Now is the time to raise such issues, Freeman said.
“While these hospitals will cease to be nonprofit, their nonprofit missions will continue to live on through the work of this foundation.”
Scott Benbow, a philanthropy legal specialist in San Francisco, said saddling a new foundation with old liabilities is an inappropriate use of charitable assets.
“I’ve looked at a lot of health insurance company conversions and I’ve never seen this sort of arrangement,” Benbow said. “A new foundation should be planning its grant-making, not planning its legal strategy to defend itself.”
In this case, Benbow said, the foundation doesn’t even have its own board of directors to fight or even vet the liability issues.
Community members nominated to serve on the foundation include: Garman Lutz, a former Empire senior executive; Dr. Deborah Harper, of Group Health Cooperative; Rodolfo Arevalo, president of Eastern Washington University; Anne Hirsch, a current Empire director and senior associate dean and professor of the Washington State University Intercollegiate College of Nursing; Anne Cowles, a community volunteer and the spouse of Stacey Cowles, publisher of The Spokesman-Review; Dr. Pamela Silverstein, of WomanHealth; Theresa Sanders, economic development director for the city of Spokane; retired physician Dr. Samuel Selinger; Michael Senske, a current Empire director and chief executive officer of Pearson Packaging Systems; and Dr. John Demakas, of Spokane Brain & Spine.
“I would bet that there are not a lot of foundations that would accept these sorts of liabilities, because if there are unforeseen problems, the foundation could get into a real bind over this.”
He suggested that if the trailing liabilities carried a maximum sticker price of $20 million, they should be incorporated into Community Health’s purchase agreement.
In public comments submitted in the sale process, Freeman pointed to a 2002 Lock Haven, Pa., hospital sale completed by Community Health.
In that arrangement, the transfer of pension liabilities bankrupted the health and wellness foundation created by the sale within six years. When the $13.5 million in foundation assets weren’t enough to cover the pension promises, the federal government’s Pension Benefit Guaranty Corp. had to make up the $2.3 million shortfall.
Community Health spokeswoman Rosemary Plourin said what happened in Lock Haven cannot be compared to the pending Empire sale. Lock Haven’s financial problems were more severe and its assets less valuable than those of Empire, she said.
Empire’s pension liabilities are estimated at $5.5 million.
Community Health’s desire for a fresh start with Deaconess and Valley will not trigger such problems.
“This is typical,” she said. “Companies like ours, in these sorts of deals … don’t want to be exposed to unforeseen or undisclosed issues that may be out there.”
The company plans a five-year, $100 million upgrade of the hospitals that will include remodeling and investments in technology.
Empire board Chairman Ron McKay has billed the sale as a last resort, garnering support from stakeholders including physicians, many hospital employees and the business community.
Anything less will result in deep cutbacks or closure of the two hospitals.

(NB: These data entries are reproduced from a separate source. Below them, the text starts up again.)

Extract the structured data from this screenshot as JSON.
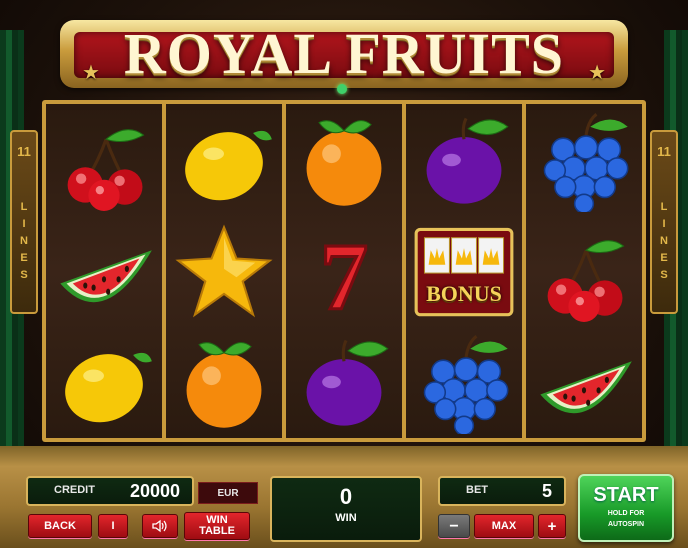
{
  "title": "ROYAL FRUITS",
  "lines_left": {
    "count": "11",
    "label": "LINES"
  },
  "lines_right": {
    "count": "11",
    "label": "LINES"
  },
  "reels": [
    [
      "cherries",
      "watermelon",
      "lemon"
    ],
    [
      "lemon",
      "star",
      "orange"
    ],
    [
      "orange",
      "seven",
      "plum"
    ],
    [
      "plum",
      "bonus",
      "grapes"
    ],
    [
      "grapes",
      "cherries",
      "watermelon"
    ]
  ],
  "bonus_label": "BONUS",
  "panel": {
    "credit_label": "CREDIT",
    "credit_value": "20000",
    "currency": "EUR",
    "win_value": "0",
    "win_label": "WIN",
    "bet_label": "BET",
    "bet_value": "5",
    "back_label": "BACK",
    "info_label": "I",
    "sound_icon": "speaker-icon",
    "wintable_label_1": "WIN",
    "wintable_label_2": "TABLE",
    "minus_label": "−",
    "max_label": "MAX",
    "plus_label": "+",
    "start_label": "START",
    "start_sub_1": "HOLD FOR",
    "start_sub_2": "AUTOSPIN"
  },
  "colors": {
    "gold": "#c99b3c",
    "red": "#e3262c",
    "green": "#189a28",
    "panel_green": "#0f2a12"
  }
}
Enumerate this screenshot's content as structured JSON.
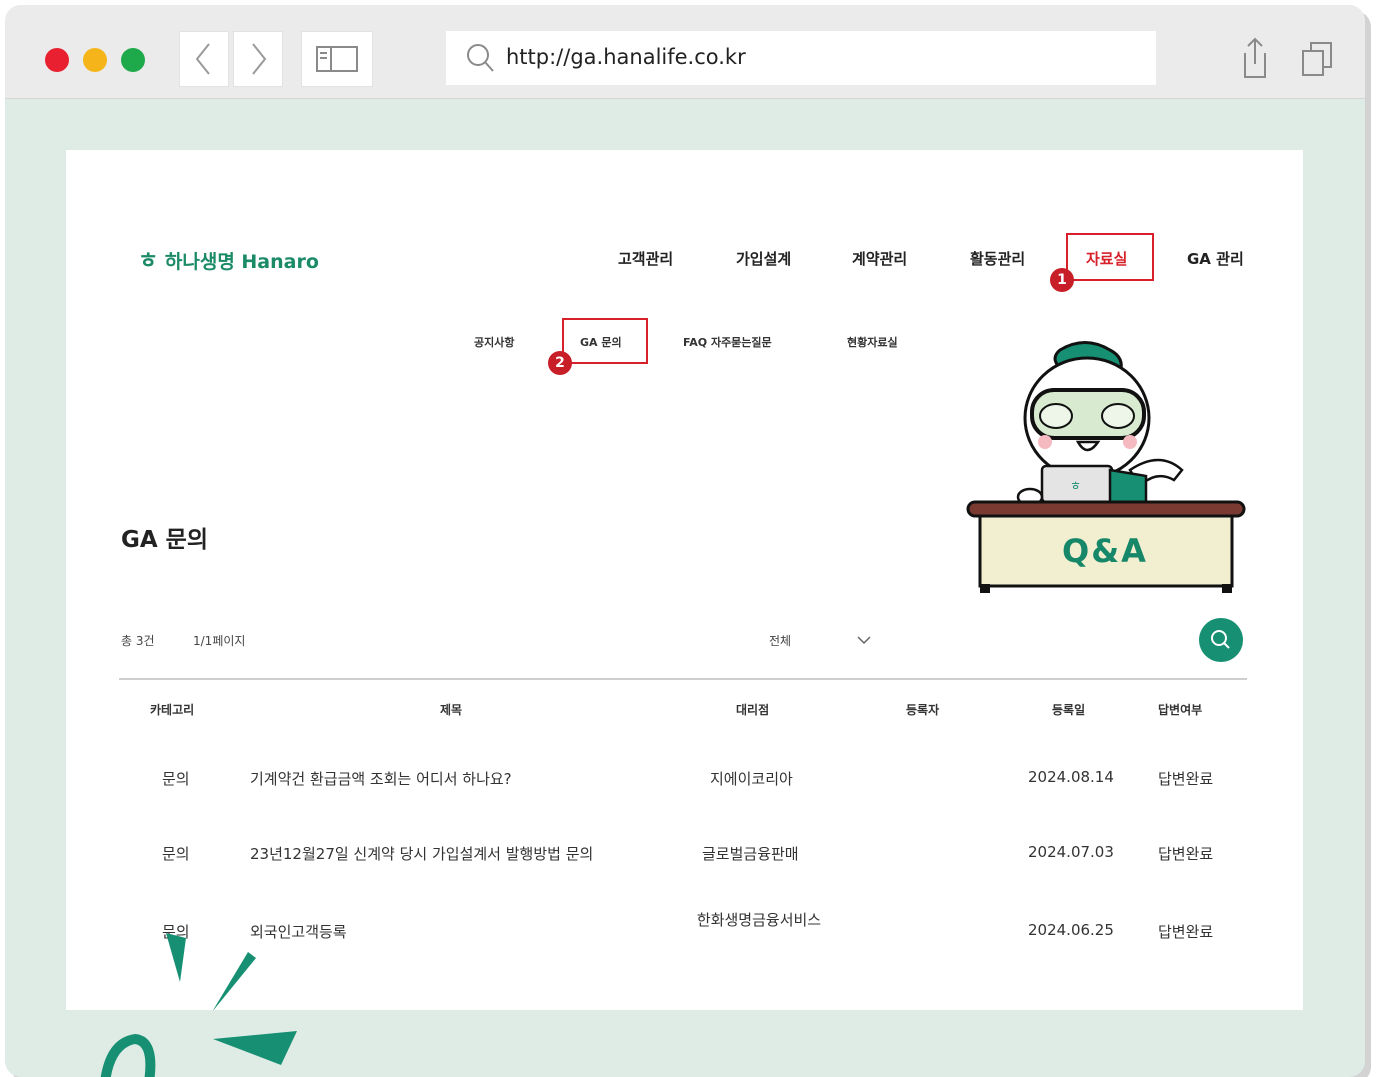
{
  "browser": {
    "url": "http://ga.hanalife.co.kr",
    "traffic_colors": [
      "#e8202f",
      "#f5b51a",
      "#1ea94b"
    ]
  },
  "site": {
    "logo_text": "하나생명 Hanaro",
    "nav": [
      "고객관리",
      "가입설계",
      "계약관리",
      "활동관리",
      "자료실",
      "GA 관리"
    ],
    "subnav": [
      "공지사항",
      "GA 문의",
      "FAQ 자주묻는질문",
      "현황자료실"
    ]
  },
  "markers": {
    "step1": "1",
    "step2": "2"
  },
  "board": {
    "title": "GA 문의",
    "total": "총 3건",
    "pages": "1/1페이지",
    "filter": "전체",
    "columns": [
      "카테고리",
      "제목",
      "대리점",
      "등록자",
      "등록일",
      "답변여부"
    ],
    "rows": [
      {
        "category": "문의",
        "subject": "기계약건 환급금액 조회는 어디서 하나요?",
        "agency": "지에이코리아",
        "writer": "",
        "date": "2024.08.14",
        "status": "답변완료"
      },
      {
        "category": "문의",
        "subject": "23년12월27일 신계약 당시 가입설계서 발행방법 문의",
        "agency": "글로벌금융판매",
        "writer": "",
        "date": "2024.07.03",
        "status": "답변완료"
      },
      {
        "category": "문의",
        "subject": "외국인고객등록",
        "agency": "한화생명금융서비스",
        "writer": "",
        "date": "2024.06.25",
        "status": "답변완료"
      }
    ]
  },
  "illustration": {
    "sign": "Q&A",
    "laptop_mark": "ㅎ"
  },
  "colors": {
    "accent": "#168f72",
    "highlight": "#d8202a",
    "background": "#dfece6"
  }
}
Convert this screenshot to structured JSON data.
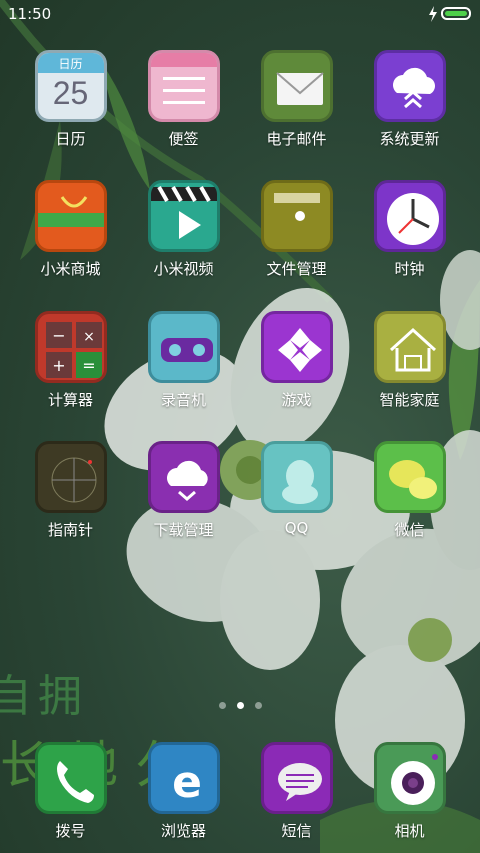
{
  "status_bar": {
    "time": "11:50"
  },
  "calendar": {
    "month": "日历",
    "day": "25"
  },
  "apps": [
    {
      "label": "日历"
    },
    {
      "label": "便签"
    },
    {
      "label": "电子邮件"
    },
    {
      "label": "系统更新"
    },
    {
      "label": "小米商城"
    },
    {
      "label": "小米视频"
    },
    {
      "label": "文件管理"
    },
    {
      "label": "时钟"
    },
    {
      "label": "计算器"
    },
    {
      "label": "录音机"
    },
    {
      "label": "游戏"
    },
    {
      "label": "智能家庭"
    },
    {
      "label": "指南针"
    },
    {
      "label": "下载管理"
    },
    {
      "label": "QQ"
    },
    {
      "label": "微信"
    }
  ],
  "dock": [
    {
      "label": "拨号"
    },
    {
      "label": "浏览器"
    },
    {
      "label": "短信"
    },
    {
      "label": "相机"
    }
  ],
  "pager": {
    "page_count": 3,
    "current_page": 2
  },
  "wallpaper_text": {
    "line1": "自拥",
    "line2": "长地久"
  }
}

Yet the coalition, financed in part by Service Employees International Union 1199NW, has asked regulators to safeguard charity care standards, unprofitable essential services, worker pay, job security and the independence of the foundation, which is expected to carry out Empire’s 112-year-old mission of providing quality health care to the region’s ill and underprivileged.
The foundation, with $80 million in assets, would rank as the largest grant-giving charity in Spokane.
Records with the secretary of state’s office show just a handful of large charitable trusts. Notable among them are the Inland Northwest Community Foundation, with assets of $61.8 million, according to the latest Internal Revenue Service filings; the New Priorities Foundation, with about $4.1 million in assets; the Avista Foundation, with assets of about $3.3 million; the Spokane County United Way, which listed assets of about $2.4 million; and the Quiet Group, with assets of about $5.9 million.